I hike the shoreline trail back to my car and the trailhead.  I make it safely before the sun sets.  The funny thing is I was not prepared to camp in a camper but was prepared to get lost hiking.  20190419_184628.jpgTrail markings20190419_184452.jpgMore trail markings20190419_185554.jpgMaking my way up20190419_191548.jpgThe reason I hiked to the top20190419_191652.jpgThey were waiting for me.20190419_192233.jpgMy way back downhill.20190419_194843.jpgFinally the Shoreline trail.

I survived to hike another day.  Next up, I went back to the Wichita Mountains to finish a hike I started over a year ago.

 

The Narrows Wichita Mountains

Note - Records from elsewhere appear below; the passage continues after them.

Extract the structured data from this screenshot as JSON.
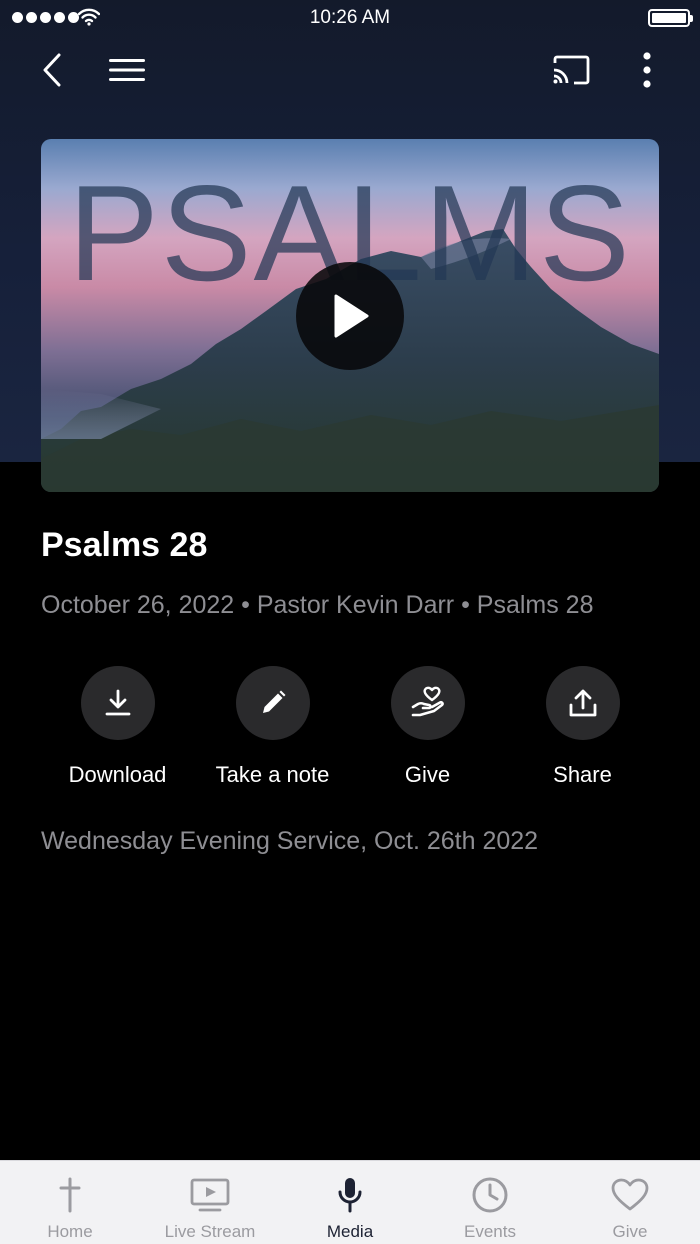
{
  "status_bar": {
    "time": "10:26 AM"
  },
  "nav": {
    "icons": [
      "back-icon",
      "menu-icon",
      "cast-icon",
      "more-vertical-icon"
    ]
  },
  "media": {
    "thumbnail_title": "PSALMS",
    "title": "Psalms 28",
    "meta": "October 26, 2022 • Pastor Kevin Darr • Psalms 28",
    "description": "Wednesday Evening Service, Oct. 26th 2022"
  },
  "actions": [
    {
      "label": "Download",
      "icon": "download-icon"
    },
    {
      "label": "Take a note",
      "icon": "pencil-icon"
    },
    {
      "label": "Give",
      "icon": "give-heart-hand-icon"
    },
    {
      "label": "Share",
      "icon": "share-icon"
    }
  ],
  "tabs": [
    {
      "label": "Home",
      "icon": "cross-icon",
      "active": false
    },
    {
      "label": "Live Stream",
      "icon": "tv-play-icon",
      "active": false
    },
    {
      "label": "Media",
      "icon": "microphone-icon",
      "active": true
    },
    {
      "label": "Events",
      "icon": "clock-icon",
      "active": false
    },
    {
      "label": "Give",
      "icon": "heart-icon",
      "active": false
    }
  ],
  "colors": {
    "tab_active": "#1d2233",
    "tab_inactive": "#9b9ba0",
    "meta_text": "#8e8e93",
    "action_circle": "#2a2a2c"
  }
}
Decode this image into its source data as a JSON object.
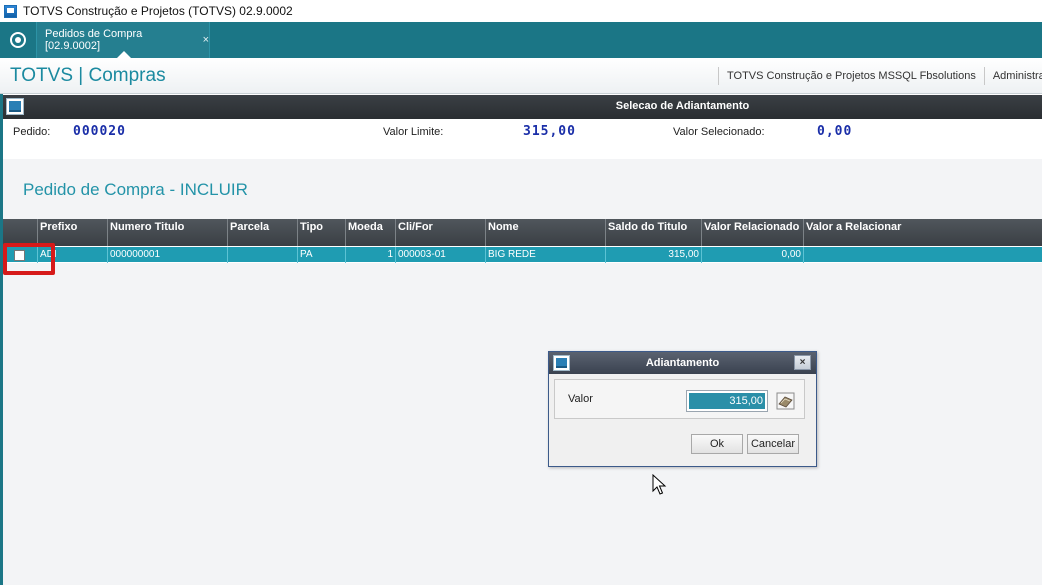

This was my third trip to the Wichita Mountains Wildlife Refuge in Lawton, OK.  I have been hiking two to three sections at a time.  I have heard about the Narrows from other hikers, so I decided to check it out.  The trailheads here are poorly marked and the trails are not marked, so finding the trail and going the right direction took some help.  Although the trail markings are nonexistent, the trails are a blast to hike.  After getting directions from a fellow hiker, I took a one and a half mile out and back turned it into a two mile adventure.  It had rain plenty the past few weeks and the river had a brisk flow.  The trail had several steep inclines and the elevation gains and loses were quick and long.  I did lose the trail once but I was down in a valley with only one way out so the only thing I needed to do is hike up.  It was fairly crowded for my taste but not overly crowded.  There are many overlooks on the trail and the temperature was perfect for the lizards that were out sunbathing. 20190419_160813.jpg20190419_161831.jpg20190419_162807.jpg20190419_155753.jpg20190419_154404.jpg20190420_165516.jpg

Next up was a hike gone almost terribly wrong that involved bushwhacking.